Quotations About / On:
Whenever, therefore, people are deceived and form opinions wide of the truth, it is clear that the error has slid into their minds through the medium of certain resemblances to that truth.
(Socrates (469-399 B.C.), Greek philosopher. Quoted in Plato, Phaedrus, sct. 262.)
Photography is truth. The cinema is truth twenty-four times per second.
(Jean-Luc Godard (b. 1930), French filmmaker, author. Le Petit Soldat (film) (direction and screenplay, 1960).)
When one is frightened of the truth ... then it is never the whole truth that one has an inkling of.
(Ludwig Wittgenstein (1889-1951), Austrian philosopher. Notebooks 1914-1916.)
Truth is stranger than fiction, but it is because Fiction is obliged to stick to possibilities; Truth isn't.
(Mark Twain [Samuel Langhorne Clemens] (1835-1910), U.S. author. "Pudd'nhead Wilson's New Calendar," ch. 15, Following the Equator (1897).)
Truth exists. The sole purpose of this proposition is to assert the existence of truth against imbeciles and sceptics.
(Edward Herbert Of Cherbury, Lord (1583-1648), British diplomat, philosopher. De Veritate, p. 83, trans. by Meyrick H. Carré, J.W. Arrowsmith, Bristol (1937).
Herbert's rejection of skepticism.)
Truth, naked, unblushing truth, the first virtue of all serious history, must be the sole recommendation of this personal narrative.
(Edward Gibbon (1737-1794), British historian. repr. As Autobiography (1971). Memoirs of my Life, introduction (1796).)
Eclecticism. Every truth is so true that any truth must be false.
(F.H. (Francis Herbert) Bradley (1846-1924), British philosopher. Aphorisms, no. 6 (1930).)
I don't want to listen; your words sound like the truth but the truth is probably a sin.
(Jacques Roumain (1907-1945), Haitian author, ethnologist, political activist. Repr. Éditions Messidor (1992). Délira in Masters of the Dew, p. 36, Les Éditeurs Français Réunis (1946).)
Truth engenders hatred of truth. As soon as it appears, it is the enemy.
(Tertullian (c. 150-230), Roman church father. Apologeticus, VI.3.)
Few serve truth in truth because only few have the pure will to be just, and of those again very few have the strength to be just.

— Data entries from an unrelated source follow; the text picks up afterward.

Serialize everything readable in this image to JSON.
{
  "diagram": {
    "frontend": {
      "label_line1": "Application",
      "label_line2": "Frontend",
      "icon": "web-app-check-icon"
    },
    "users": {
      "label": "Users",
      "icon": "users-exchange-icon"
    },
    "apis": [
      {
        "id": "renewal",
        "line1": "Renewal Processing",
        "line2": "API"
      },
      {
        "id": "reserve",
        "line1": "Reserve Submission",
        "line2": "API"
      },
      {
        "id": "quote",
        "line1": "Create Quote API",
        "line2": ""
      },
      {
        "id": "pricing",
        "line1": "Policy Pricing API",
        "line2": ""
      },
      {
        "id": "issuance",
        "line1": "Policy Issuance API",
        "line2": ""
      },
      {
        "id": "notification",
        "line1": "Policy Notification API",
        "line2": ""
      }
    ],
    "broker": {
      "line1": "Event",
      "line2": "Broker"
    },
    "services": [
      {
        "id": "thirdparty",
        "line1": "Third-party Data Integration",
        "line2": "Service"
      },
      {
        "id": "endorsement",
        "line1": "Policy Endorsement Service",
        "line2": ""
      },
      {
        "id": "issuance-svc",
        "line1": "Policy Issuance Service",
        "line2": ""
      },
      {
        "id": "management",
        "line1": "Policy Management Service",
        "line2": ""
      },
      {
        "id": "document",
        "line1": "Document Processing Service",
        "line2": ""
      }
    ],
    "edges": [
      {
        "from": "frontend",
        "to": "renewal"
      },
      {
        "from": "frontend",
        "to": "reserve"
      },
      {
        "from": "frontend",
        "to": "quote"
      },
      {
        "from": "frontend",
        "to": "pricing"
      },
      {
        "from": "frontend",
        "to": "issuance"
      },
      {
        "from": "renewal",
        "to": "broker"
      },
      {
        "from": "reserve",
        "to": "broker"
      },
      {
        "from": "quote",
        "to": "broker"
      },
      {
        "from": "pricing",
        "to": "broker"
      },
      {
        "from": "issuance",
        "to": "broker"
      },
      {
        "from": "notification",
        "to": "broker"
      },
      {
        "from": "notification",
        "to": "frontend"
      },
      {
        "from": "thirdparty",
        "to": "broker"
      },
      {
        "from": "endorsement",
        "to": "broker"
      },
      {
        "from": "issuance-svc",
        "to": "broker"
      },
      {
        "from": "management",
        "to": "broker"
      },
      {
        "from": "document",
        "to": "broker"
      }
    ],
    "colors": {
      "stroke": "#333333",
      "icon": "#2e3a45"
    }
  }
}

(Friedrich Nietzsche (1844-1900), German philosopher, classical scholar, and critic of culture. Friedrich Nietzsche, Sämtliche Werke: Kritische Studienausgabe, vol. 1, p. 287, eds. Giorgio Colli and Mazzino Montinari, Berlin, de Gruyter (1980); On the Advantage and Disadvantage of History for Life, p. 33, trans. by Peter Preuss, Indianapolis, Hackett Publishing Company (1980). On the Uses and Disadvantages of History for Life, section 6 (1874).
Published as the second essay in Nietzsche's Untimely Meditations (1873-1876).)